Here's my line of thinking:
In April 2003 we began an epic odyssey that would prove to be very rewarding in more ways than one. With the help of Ben Stafford, we made a commitment to move our bicycle shop from over two miles off the freeway, burried on the west end of Beaumont, to on the freeway.
One thing that we did was gut an old restaurant and convert it to a retail space. We had a great contractor who knew all the ropes, but that didn't prevent us from getting literally shut down, twice, by City Inspectors weilding guns and handcuffs! The City of Beaumont has extremely high standards, amont the highest in the country, for business to comply with when any construction is done. I will refrain from any further commentary, but I will point out that the City of Beaumont projects negative population growth in the next five years!
Again, the City of Beaumont has adopted these very high standards for business to comply with, but they seem to have exempted themselves from other high standards that would improve the life of every citizen who lives and works here.
The city is Zoned, so there is clearly a shopping district and a residential district.
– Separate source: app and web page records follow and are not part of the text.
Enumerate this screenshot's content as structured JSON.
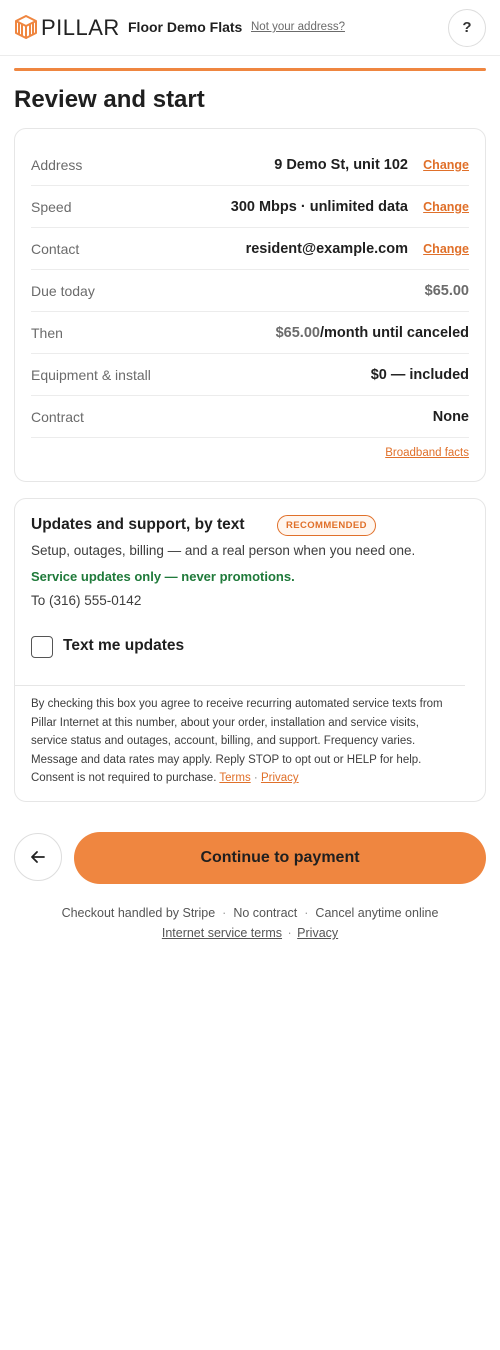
{
  "header": {
    "brand": "PILLAR",
    "property": "Floor Demo Flats",
    "not_address_link": "Not your address?",
    "help_label": "?"
  },
  "page_title": "Review and start",
  "review": {
    "rows": [
      {
        "label": "Address",
        "value": "9 Demo St, unit 102",
        "action": "Change"
      },
      {
        "label": "Speed",
        "value": "300 Mbps · unlimited data",
        "action": "Change"
      },
      {
        "label": "Contact",
        "value": "resident@example.com",
        "action": "Change"
      },
      {
        "label": "Due today",
        "value": "$65.00"
      },
      {
        "label": "Then",
        "value_price": "$65.00",
        "value_suffix": "/month until canceled"
      },
      {
        "label": "Equipment & install",
        "value": "$0 — included"
      },
      {
        "label": "Contract",
        "value": "None"
      }
    ],
    "broadband_link": "Broadband facts"
  },
  "sms": {
    "title": "Updates and support, by text",
    "badge": "RECOMMENDED",
    "description": "Setup, outages, billing — and a real person when you need one.",
    "note": "Service updates only — never promotions.",
    "to": "To (316) 555-0142",
    "checkbox_label": "Text me updates",
    "checkbox_checked": false,
    "consent_text": "By checking this box you agree to receive recurring automated service texts from Pillar Internet at this number, about your order, installation and service visits, service status and outages, account, billing, and support. Frequency varies. Message and data rates may apply. Reply STOP to opt out or HELP for help. Consent is not required to purchase.",
    "terms_link": "Terms",
    "privacy_link": "Privacy",
    "separator": "·"
  },
  "actions": {
    "back_icon": "arrow-left-icon",
    "continue_label": "Continue to payment"
  },
  "footer": {
    "items": [
      "Checkout handled by Stripe",
      "No contract",
      "Cancel anytime online"
    ],
    "separator": "·",
    "terms_link": "Internet service terms",
    "privacy_link": "Privacy"
  },
  "colors": {
    "accent": "#ef8640",
    "link": "#e0702a",
    "success": "#1f7a3a"
  }
}
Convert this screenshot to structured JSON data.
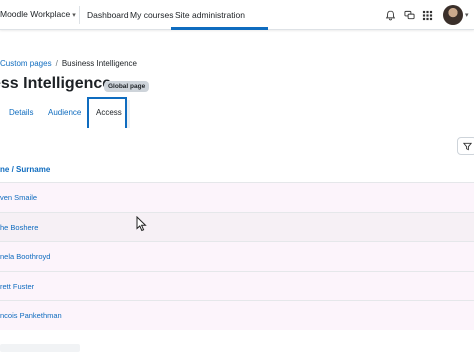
{
  "navbar": {
    "brand": "Moodle Workplace",
    "links": [
      "Dashboard",
      "My courses",
      "Site administration"
    ],
    "active_link": "Site administration",
    "icons": [
      "bell-icon",
      "chat-icon",
      "app-grid-icon"
    ]
  },
  "breadcrumb": {
    "items": [
      "Custom pages",
      "Business Intelligence"
    ]
  },
  "page": {
    "title": "ess Intelligence",
    "badge": "Global page"
  },
  "tabs": {
    "items": [
      "Details",
      "Audience",
      "Access"
    ],
    "active": "Access"
  },
  "table": {
    "column_header_a": "ne",
    "column_header_b": "Surname",
    "rows": [
      "ven Smaile",
      "he Boshere",
      "nela Boothroyd",
      "rett Fuster",
      "ncois Pankethman"
    ]
  },
  "colors": {
    "accent": "#0f6cbf",
    "row_bg": "#fcf4fb"
  }
}
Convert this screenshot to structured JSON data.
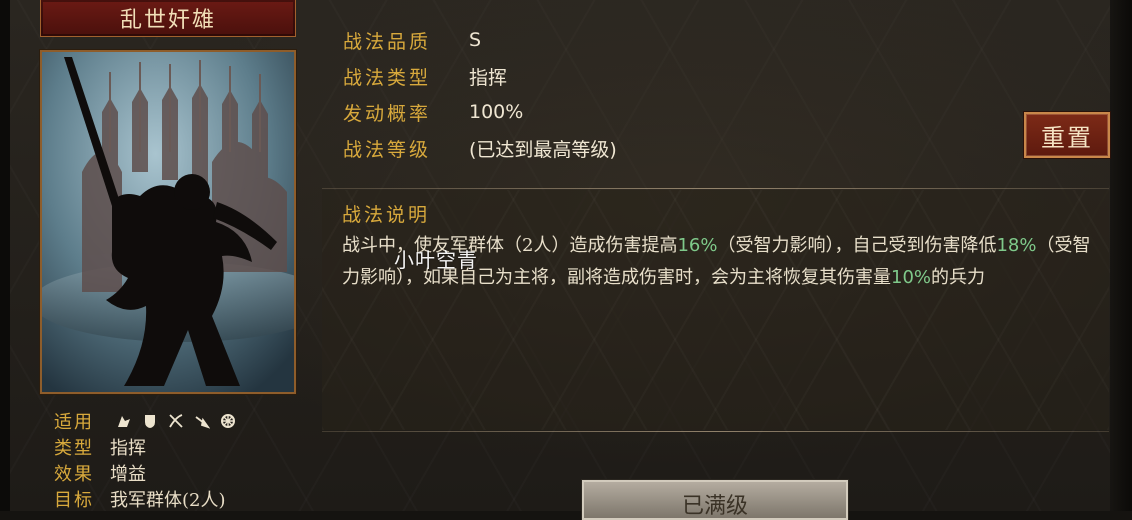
{
  "skill": {
    "name": "乱世奸雄",
    "quality_label": "战法品质",
    "quality_value": "S",
    "type_label": "战法类型",
    "type_value": "指挥",
    "rate_label": "发动概率",
    "rate_value": "100%",
    "level_label": "战法等级",
    "level_value": "(已达到最高等级)"
  },
  "reset_button": {
    "label": "重置"
  },
  "description": {
    "title": "战法说明",
    "seg1": "战斗中，使友军群体（2人）造成伤害提高",
    "val1": "16%",
    "seg2": "（受智力影响），自己受到伤害降低",
    "val2": "18%",
    "seg3": "（受智力影响），如果自己为主将，副将造成伤害时，会为主将恢复其伤害量",
    "val3": "10%",
    "seg4": "的兵力",
    "highlight_color": "#7fc98a"
  },
  "watermark": "小叶空青",
  "stats": {
    "applicable_label": "适用",
    "applicable_icons": [
      "cavalry-icon",
      "shield-icon",
      "bow-icon",
      "spear-icon",
      "wheel-icon"
    ],
    "class_label": "类型",
    "class_value": "指挥",
    "effect_label": "效果",
    "effect_value": "增益",
    "target_label": "目标",
    "target_value": "我军群体(2人)"
  },
  "max_button": {
    "label": "已满级"
  }
}
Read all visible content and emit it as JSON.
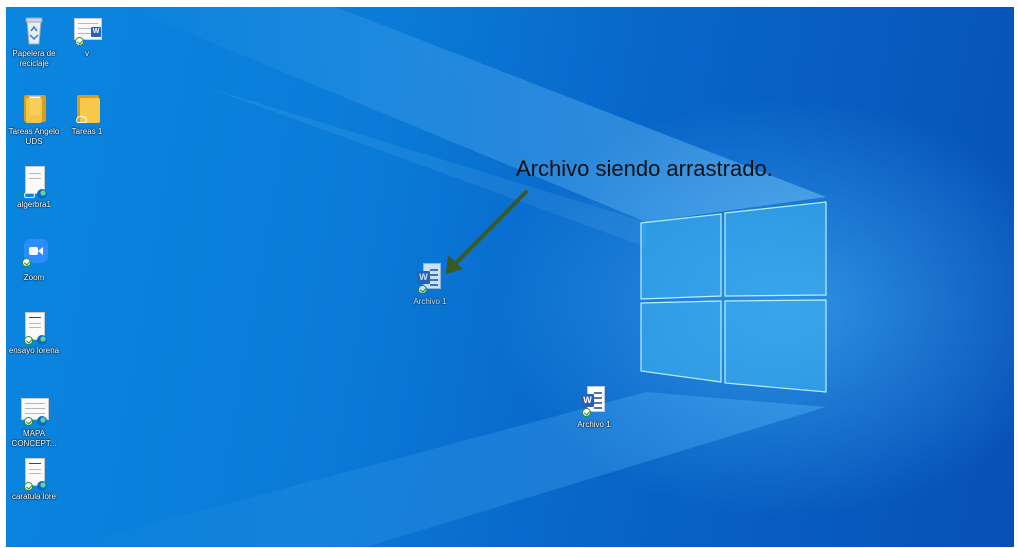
{
  "desktop": {
    "icons": [
      {
        "label": "Papelera de reciclaje",
        "icon": "recycle-bin-icon"
      },
      {
        "label": "v",
        "icon": "word-document-icon"
      },
      {
        "label": "Tareas Angelo UDS",
        "icon": "folder-icon"
      },
      {
        "label": "Tareas 1",
        "icon": "folder-icon"
      },
      {
        "label": "algerbra1",
        "icon": "pdf-document-icon"
      },
      {
        "label": "Zoom",
        "icon": "zoom-icon"
      },
      {
        "label": "ensayo lorena",
        "icon": "pdf-document-icon"
      },
      {
        "label": "MAPA CONCEPT...",
        "icon": "pdf-document-icon"
      },
      {
        "label": "caratula lore",
        "icon": "pdf-document-icon"
      },
      {
        "label": "Archivo 1",
        "icon": "word-document-icon",
        "state": "being-dragged"
      },
      {
        "label": "Archivo 1",
        "icon": "word-document-icon"
      }
    ]
  },
  "annotation": {
    "text": "Archivo siendo arrastrado.",
    "arrow_color": "#3b5a23"
  },
  "colors": {
    "wallpaper": "#0a7bd8",
    "logo_glow": "#8fe3ff",
    "word_blue": "#2b5eb6",
    "folder_yellow": "#f7c948"
  }
}
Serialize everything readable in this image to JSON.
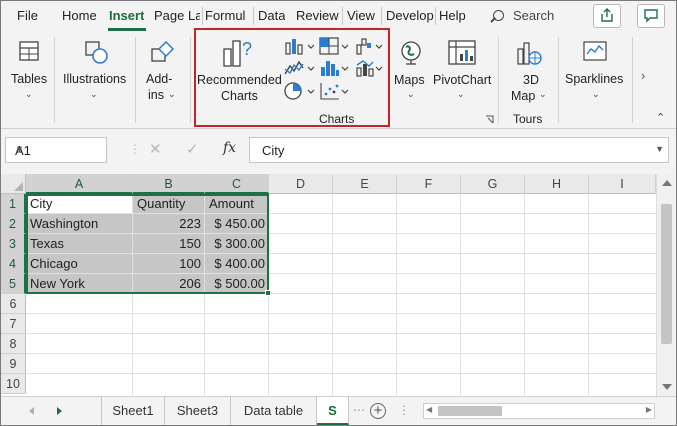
{
  "tabs": [
    {
      "label": "File"
    },
    {
      "label": "Home"
    },
    {
      "label": "Insert",
      "active": true
    },
    {
      "label": "Page La"
    },
    {
      "label": "Formul"
    },
    {
      "label": "Data"
    },
    {
      "label": "Review"
    },
    {
      "label": "View"
    },
    {
      "label": "Develop"
    },
    {
      "label": "Help"
    }
  ],
  "search": {
    "label": "Search"
  },
  "ribbon": {
    "tables": {
      "label": "Tables",
      "icon": "table-icon"
    },
    "illustrations": {
      "label": "Illustrations",
      "icon": "shapes-icon"
    },
    "addins": {
      "label_line1": "Add-",
      "label_line2": "ins",
      "icon": "addins-icon"
    },
    "recommended_charts": {
      "label_line1": "Recommended",
      "label_line2": "Charts",
      "icon": "recommended-charts-icon"
    },
    "charts_group_label": "Charts",
    "maps": {
      "label": "Maps",
      "icon": "globe-icon"
    },
    "pivotchart": {
      "label": "PivotChart",
      "icon": "pivotchart-icon"
    },
    "map3d": {
      "label_line1": "3D",
      "label_line2": "Map",
      "icon": "3d-map-icon"
    },
    "tours_group_label": "Tours",
    "sparklines": {
      "label": "Sparklines",
      "icon": "sparklines-icon"
    },
    "highlight_color": "#c0262d"
  },
  "formula_bar": {
    "name_box": "A1",
    "fx": "fx",
    "content": "City"
  },
  "columns": [
    "A",
    "B",
    "C",
    "D",
    "E",
    "F",
    "G",
    "H",
    "I"
  ],
  "rows": [
    "1",
    "2",
    "3",
    "4",
    "5",
    "6",
    "7",
    "8",
    "9",
    "10"
  ],
  "table": {
    "headers": [
      "City",
      "Quantity",
      "Amount"
    ],
    "rows": [
      [
        "Washington",
        "223",
        "$ 450.00"
      ],
      [
        "Texas",
        "150",
        "$ 300.00"
      ],
      [
        "Chicago",
        "100",
        "$ 400.00"
      ],
      [
        "New York",
        "206",
        "$ 500.00"
      ]
    ]
  },
  "sheets": [
    {
      "label": "Sheet1"
    },
    {
      "label": "Sheet3"
    },
    {
      "label": "Data table"
    },
    {
      "label": "S",
      "active": true
    }
  ],
  "accent_color": "#1e7145"
}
But, there is no clear path connecting the two for any means of transportation but automobile or truck.
It seems a responsibility, not an option, that if the city can mandate what private citicens can do what with their land that the governors of that land would provide safe alternative routes for people to travel who want to do so in a healthy environmentally responsible way.
I will skip the topic of roadway repair. . . and offer this simple explanation in the City's defense- WE LIVE ON A MUD FLAT. It's nearly impossible to build a stable road on unstable soil.
At one time traffic lights on major arteries were co-ordinated. In theory, you could begin at one end of town, drive cross town and never have to stop. This saved precious gas, time, frustration and wear and tear on the citizens cars and most importantly, reduced emissions and it did. We need that again.
Another thing that the City has appearently overlooked is the bicycle as a mode of transportation. Again as I drove on Lucas and saw how wide the road is, I thought how simple it would be to make the middle 12-18" narrower, and make the outside lane narrower by the same amount with a stripe and designate a cycling path. A few signs:
Share the Road
Watch for Bicycles
Yeild to Bicycles
Would make for a nice reminder to motorists to be courteous.